Saturday 27th January saw the first of three Modern Slavery Summits we are hosting in East Anglia in partnership with the Eastern Baptists Association.
At Witard Road Baptist Church in Norwich we gathered community members and faith groups to hear about what modern slavery is, and what it looks like in Norfolk.
Our first speaker was our co-organiser Revd Dan Pratt, the Anti-Slavery Co-ordinator for the Eastern Baptists Association. He spoke about why faith groups should be involved in tackling modern slavery in their area, saying that churches could make a “substantial difference” because of the reach they have within communities, running toddler groups, food banks, and all manner of other initiatives.
Mark English, the Human Trafficking and Organised Crime Co-ordinator for Norfolk and Suffolk Police was next up. His experience of investigating modern slavery and training police officers to spot the signs meant that he was able to give an eye-opening talk, sharing details of cases he had personally worked on in Norfolk. He spoke about the different kinds of modern slavery that take place in the area: sexual exploitation, labour exploitation, and domestic servitude.
The existence of domestic servitude had surprised him, and he shared that whilst giving a training on modern slavery to police control room staff he had said that they had never had a case in the area. The next day they called him to say they had found one. Six months later, another suspected case came through.

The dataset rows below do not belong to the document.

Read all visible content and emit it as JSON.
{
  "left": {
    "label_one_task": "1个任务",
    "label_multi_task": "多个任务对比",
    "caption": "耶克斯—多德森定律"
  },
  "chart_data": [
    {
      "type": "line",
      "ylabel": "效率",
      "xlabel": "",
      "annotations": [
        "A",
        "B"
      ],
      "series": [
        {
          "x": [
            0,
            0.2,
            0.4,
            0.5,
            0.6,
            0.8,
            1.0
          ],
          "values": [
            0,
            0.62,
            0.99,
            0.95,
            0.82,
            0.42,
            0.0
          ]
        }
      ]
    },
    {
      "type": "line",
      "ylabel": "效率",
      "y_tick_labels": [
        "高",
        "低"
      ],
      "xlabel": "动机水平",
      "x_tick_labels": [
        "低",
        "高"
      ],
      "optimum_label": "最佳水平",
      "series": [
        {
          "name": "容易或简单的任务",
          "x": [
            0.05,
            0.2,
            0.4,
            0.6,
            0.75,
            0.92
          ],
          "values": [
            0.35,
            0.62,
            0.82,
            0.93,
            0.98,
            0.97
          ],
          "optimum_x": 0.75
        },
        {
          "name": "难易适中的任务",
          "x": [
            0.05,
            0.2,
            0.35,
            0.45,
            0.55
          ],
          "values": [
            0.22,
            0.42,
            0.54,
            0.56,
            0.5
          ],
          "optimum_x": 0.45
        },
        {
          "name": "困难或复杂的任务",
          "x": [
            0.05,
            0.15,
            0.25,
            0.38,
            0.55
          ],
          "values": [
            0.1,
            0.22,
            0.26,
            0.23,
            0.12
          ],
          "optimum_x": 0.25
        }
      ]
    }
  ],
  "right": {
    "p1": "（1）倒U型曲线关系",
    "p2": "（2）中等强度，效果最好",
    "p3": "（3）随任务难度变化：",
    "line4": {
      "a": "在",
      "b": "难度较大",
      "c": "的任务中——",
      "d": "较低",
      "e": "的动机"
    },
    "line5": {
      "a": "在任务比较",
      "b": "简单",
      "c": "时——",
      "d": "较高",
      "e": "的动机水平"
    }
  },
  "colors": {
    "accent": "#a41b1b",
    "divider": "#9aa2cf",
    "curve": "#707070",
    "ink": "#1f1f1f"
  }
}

As these instances show, the importance of training within the police and the community cannot be overestimated.
Our next speaker was Frank Hanson from the Gangmasters & Labour Abuse Authority, an organisation that works to prevent labour exploitation. He gave a presentation of the most common signs that someone is being exploited, for example their movements being controlled by someone else or lots of people living in sub-standard accommodation. He said a victim’s lack of language skills can also be used to isolate them, keeping them in their position of slavery more effectively than even chains could as “they don’t know who to ask for help”.
Cristina Gavrilovic, the Anti-Slavery Partnership Coordinator for Kent and Essex Police was last to speak. In her role within the police she draws together agencies like the council, the fire service, and community groups, to make sure that they are all working together to end modern slavery.
This innovative approach enables her to disrupt the activities of suspected modern slavery perpetrators, for example by asking HMRC to investigate the books of a hand car wash. She also strongly advocates an approach to victim care which includes charities and faith groups as well as statutory authorities, to help people go from being a victim to becoming a survivor.
We concluded the day by asking those who had attended to consider what action they could take to help combat modern slavery in Norwich. Suggestions ranged from using a different hand car wash, to making everyone in their church aware of the issue.
Reflecting on the day, Revd Dan Pratt said he was encouraged by how the day had gone, and looking forward to the next one.
We will be organising a follow up event in Norwich to help people explore these questions further, and we still have two more events to go in East Anglia, the details of which you can find on our Training and Events page. Sign up to our newsletter to be kept informed of everything we’re up to in East Anglia and across the country.